"When the angels had gone away from them into heaven, the shepherds began saying to one another, "Let us go straight to Bethlehem then, and see this thing that has happened which the Lord has made known to us."
In the digital age, our hands and fingers are trained for typing. Very few of us who've embraced our technology-driven lifestyle know much about plowing, milking cows, or other aspects of what used to be called "animal husbandry". Honestly, besides seeing Christmas plays and the occasional clergymen, when was the last time you saw someone carry a shepherd's staff?
We don't know much about shepherds in our day, but the Bible tells us plenty about shepherds in ancient Palestine and the surrounding areas. While Jacob had apparently mastered shepherding as a science (see Genesis 30:35-43), his neighbors to the east in Egypt despised the occupation and anyone who had taken it up (Genesis 46:31-34). There are notable exceptions in Israel (David and Amos were shepherds) but generally, shepherds were not thought well of at all. For details on this fact, see Randy Alcorn's classic article, "A Second Glance at the Christmas Shepherds" from Moody Monthly Magazine.
The angelic announcement to shepherds is perhaps most clearly understood by the fact that the announcement was NOT made to Herod's court, a respected rabbinical school, or even to devout worshipers at the Temple. Funny enough, in answer to Isaiah's question, "Who has believed our report and to whom as the arm of the LORD been revealed?"(Isaiah 53:1), we only need one word: shepherds. It's a running theme in the Bible, isn't it? The least likely candidates are the ones blessed to receive and believe God's word.
Abraham should not have believed that he would become the "father of many nations", but he did. Why should a harlot named Rahab have believed in the God of Israel? But she did. Shouldn't Paul have been the last to believe in Christ? He was the last Apostle, but against all odds he did believe. According to Deuteronomy 7:7-8, the whole nation of Israel, if based on it's own credentials, should have never been chosen as God's special vehicle to reveal Himself. And yet, they were.

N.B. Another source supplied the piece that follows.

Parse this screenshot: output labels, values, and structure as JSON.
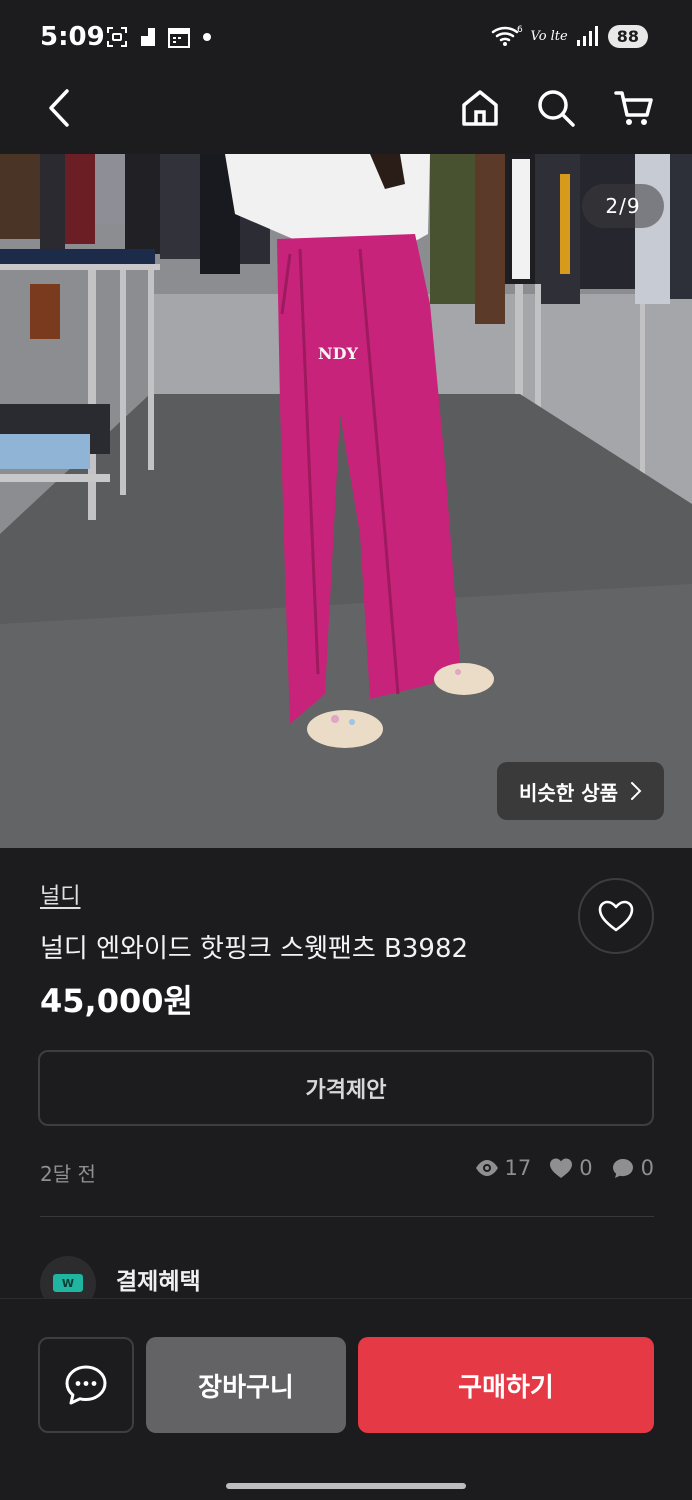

Have you ever thought about sharing the gospel message with someone and then after a second thought concluded it would probably do no good? Have you ever intended to invite a friend to a Bible study, small group meeting, or church service but reconsidered because you didn't see any signs that they'd be interested? Angels sent to random shepherds in the field illustrate God's intent that no one should be overlooked when it comes to hearing the gospel message.
In our preparations to celebrate the Incarnation of our Lord, let us remember how God sent special invitations to persons from the lowest rungs of the social ladder. If we dare to underestimate a person's capacity to believe the gospel or interest in biblical truth and use our fallible thinking as a basis to abandon our ambassadorial duties to God for their sake (2nd Corinthians 5:20-21), we are in grave danger. Why? Because our underestimation of others is really an overestimation of ourselves and a prideful omission of the fact that when we should have been cast out, God called us and when we should have been shunned, God saved us (Ephesians 2:1-5).
In retrospect, maybe we should have expected Christ's birth to be announced to shepherds. Why wouldn't the birth of a Shepherd (Matthew 2:6 ; John 10:11) be good news to shepherds?